Sunday, 28 December 2014

We don’t know what we don’t know… 21st century skills

We don’t know what we don’t know…

So we have to teach children not the knowledge base that is current, actually we only would ever teach a tiny, tiny fraction of the sum of knowledge, but we must prepare them for a world that does not yet exist.

I am trying to encapsulate those who proclaim against teaching children knowledge and would have us teach children skills, to learn usually.

This is an example of association by juxtaposition. One says one, or more, correct thing(s) and then places next to that a statement. The second statement then becomes true by association. You may want to get the logic of the correctness, or not, of the second statement.

The transistor was invented in 1948 in the Bell Labs in America. This functioned in a similar way to the valves that were used in radios and other electronic apparatus. It is unlikely that the explosion that occurred over the next few years would have been predicted by many around that time. The transistor led onto the integrated circuit, invented about ten years later. This led to the development of the electronic computer in, well it really depends what we mean. Valve computers, Colossus were doing sums in the 1940s. It was then not much of a jump to the large computers that were run using integrated circuits that we would recognise as the modern version of computers. In the 1970s the Altair, probably the first personal computer came into existence. In the 1980s IPM invented the PC, a portable personal computer. Apple 1 on 1976. And so on.

This is not a history of computers. It simply says that future developments come from current developments. If you understand how a triode valve operates it is not too much of a jump to understanding how a transistor and then an integrated circuit works.

Mobile apps for phones appeared in 2008. No one predicted that in 2000! But apps are simply developments from the types of programming that were going on ever since the computer had been invented. The job of ‘appwriter did not exist before 2007. Did our education system beat itself up because we had not prepared children to enter this brand new job market? No it did not. The knowledge we need to write apps is simply a development from existing skills. Were those entering this job market able to cope? Of course they were.

We are fine to just develop the curriculum as time progresses. Stuff we know now will merge into stuff we need to know in the future. Just like it always has.

Sure the future will be different but just because the calendar changed from 1999 to 2000 it does not mean we have to change the way we teach children. We certainly should not think that one day they will wake up and their brains have suddenly become inadequate for the world they are now in.

Stop this silly 21st century skills nonsense now.

Sunday, 21 December 2014

Who is responsible for engagement, teachers or children?
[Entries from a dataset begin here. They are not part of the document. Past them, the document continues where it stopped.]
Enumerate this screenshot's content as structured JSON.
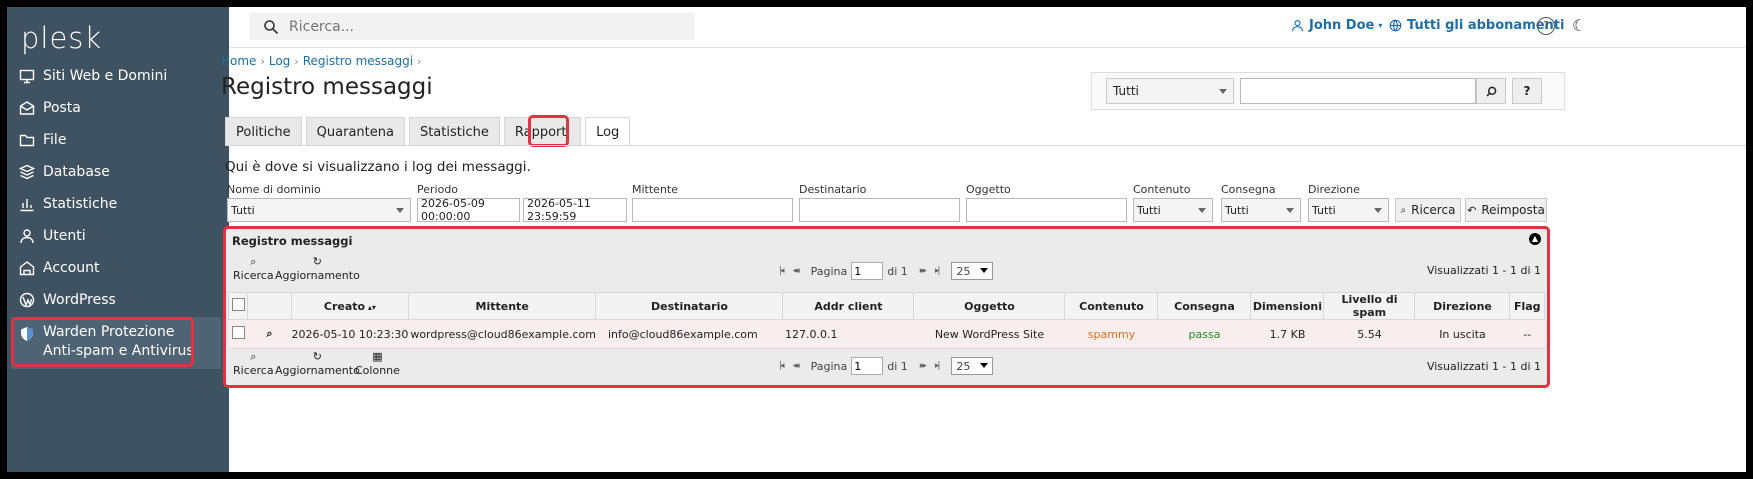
{
  "brand": {
    "logo": "plesk"
  },
  "sidebar": {
    "items": [
      {
        "label": "Siti Web e Domini",
        "icon": "monitor-icon"
      },
      {
        "label": "Posta",
        "icon": "mail-icon"
      },
      {
        "label": "File",
        "icon": "folder-icon"
      },
      {
        "label": "Database",
        "icon": "database-icon"
      },
      {
        "label": "Statistiche",
        "icon": "chart-icon"
      },
      {
        "label": "Utenti",
        "icon": "user-icon"
      },
      {
        "label": "Account",
        "icon": "account-icon"
      },
      {
        "label": "WordPress",
        "icon": "wordpress-icon"
      }
    ],
    "active": {
      "label": "Warden Protezione Anti-spam e Antivirus",
      "icon": "shield-icon"
    }
  },
  "topbar": {
    "search_placeholder": "Ricerca...",
    "user": "John Doe",
    "subscriptions": "Tutti gli abbonamenti"
  },
  "breadcrumb": [
    "Home",
    "Log",
    "Registro messaggi"
  ],
  "page_title": "Registro messaggi",
  "top_filter": {
    "select": "Tutti",
    "search_button": "search-icon",
    "help_label": "?"
  },
  "tabs": [
    "Politiche",
    "Quarantena",
    "Statistiche",
    "Rapporti",
    "Log"
  ],
  "active_tab": "Log",
  "intro": "Qui è dove si visualizzano i log dei messaggi.",
  "filters": {
    "domain_label": "Nome di dominio",
    "domain_value": "Tutti",
    "period_label": "Periodo",
    "period_from": "2026-05-09 00:00:00",
    "period_to": "2026-05-11 23:59:59",
    "sender_label": "Mittente",
    "recipient_label": "Destinatario",
    "subject_label": "Oggetto",
    "content_label": "Contenuto",
    "content_value": "Tutti",
    "delivery_label": "Consegna",
    "delivery_value": "Tutti",
    "direction_label": "Direzione",
    "direction_value": "Tutti",
    "search_button": "Ricerca",
    "reset_button": "Reimposta"
  },
  "grid": {
    "title": "Registro messaggi",
    "tools_top": [
      "Ricerca",
      "Aggiornamento"
    ],
    "tools_bottom": [
      "Ricerca",
      "Aggiornamento",
      "Colonne"
    ],
    "page_label": "Pagina",
    "page_value": "1",
    "of_label": "di 1",
    "per_page": "25",
    "showing": "Visualizzati 1 - 1 di 1",
    "columns": [
      "Creato",
      "Mittente",
      "Destinatario",
      "Addr client",
      "Oggetto",
      "Contenuto",
      "Consegna",
      "Dimensioni",
      "Livello di spam",
      "Direzione",
      "Flag"
    ],
    "rows": [
      {
        "created": "2026-05-10 10:23:30",
        "sender": "wordpress@cloud86example.com",
        "recipient": "info@cloud86example.com",
        "client": "127.0.0.1",
        "subject": "New WordPress Site",
        "content": "spammy",
        "delivery": "passa",
        "size": "1.7 KB",
        "spam_level": "5.54",
        "direction": "In uscita",
        "flag": "--"
      }
    ]
  },
  "colors": {
    "sidebar": "#3f5261",
    "link": "#1d6fa5",
    "highlight": "#e03342",
    "spam": "#e0701a",
    "pass": "#2a8a2a"
  }
}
Whenever I bring this topic up I get an anti response which is based around the idea that some children, because of some feature of the child, can’t be held responsible for engaging. I don’t believe, even if this were true, that the few should determine what we do for the majority. My work with EBD schools has further convinced me that nearly all children can behave properly in class and can learn effectively. The numbers that seem unable are a very tiny fraction and it might be that we need to work even harder on that tiny number.

What I am going to propose is based on the view that we lose something by thinking the teacher is responsible for generating lessons that are engaging. Let me deal with the opposite end of that spectrum. I am not saying that teachers should try to plan lesson that are devoid of engaging stuff. I don’t want lessons to be planned to be boring. Give me a little more credit than that.
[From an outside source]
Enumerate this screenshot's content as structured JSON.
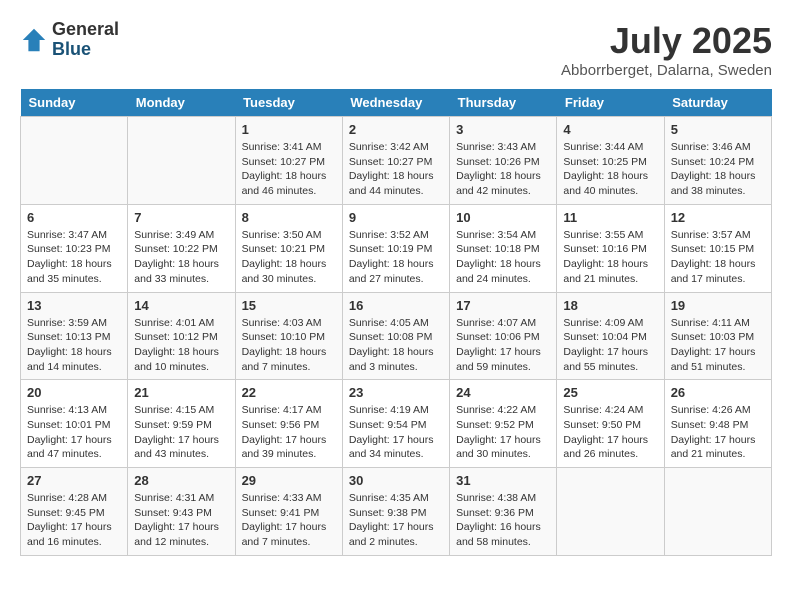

Let’s think about what lessons might be like of children can be expected to engage rather than the current, widely held view that teachers provide the engagement. How would the planning teachers did change? How would misbehaviour now appear to the teacher, other children and school leaders if a child was responsible for engaging in the learning?
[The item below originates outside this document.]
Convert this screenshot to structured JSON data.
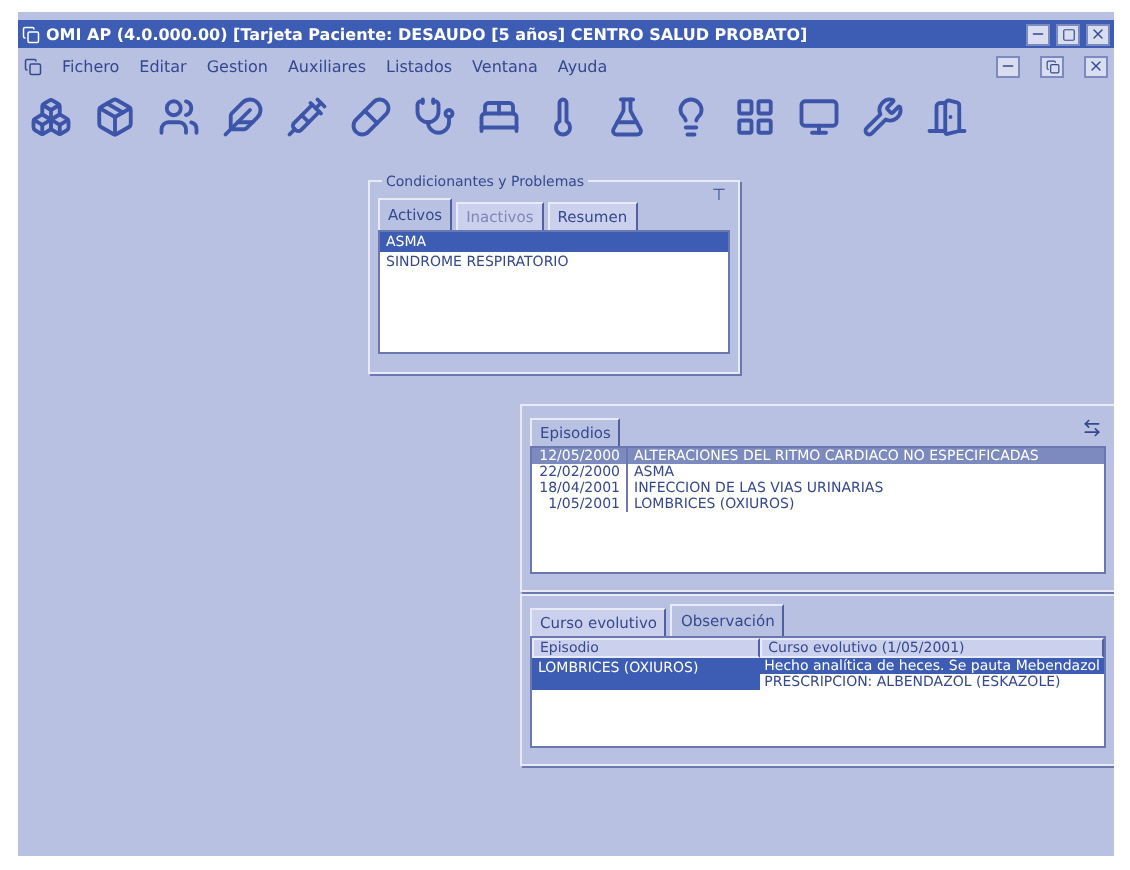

My thoughts are that we lose the opportunity to teach children how to engage if we hold teachers responsible for providing engagement.

So what would we need to teach children?

Listening skills: Children know how to listen but do they know how to listen carefully and how to begin to place what they hear into their thought processes so that learning can take place. I guess the title would be ‘Listening for Thinking’ to try to define what I mean.

Trust: Children should trust the teacher to provide appropriate learning opportunities. They should be willing to listen for as long as is needed. I can hear the sharp intakes of breath from some. This does not mean that the teacher should simply talk for England (or Wales, Scotland or Northern Ireland). I would be very critical of a teacher who was continuing to talk when children were clearly not in learning need of the talk. I also would be very supportive of a teacher who was talking a lot if that was what was needed. Perhaps I hold teachers in too high regard? Perhaps I trust them to do what is best for their children in terms of learning? I think not.

Whenever I said to my mother that I was bored she told me to go and read something. She made it very clear that my feeling bored was a consequence of my own action/inaction. I was very rarely bored as a child and that was when the telly began sometime in the afternoon and never seemed to even begin on a Sunday. It was also black and white. Bored is a feeling the child needs to act on not something that the teacher needs to feel responsible for.

Learning is hard: It is. It needs hard work. We need to think and we are not primarily built for thinking. We have to put aside our genetic dispositions for scanning the environment for possible threats and focus for a long time so that we can learn. Children need to be told it is ok to feel lost, as though they are not understanding but with continued focus and application learning will happen. Teacher also need to ensure that they understand learning and how it is most likely to happen.

I think there are other things we would need but, for the moment, that is enough.

Perhaps more, later.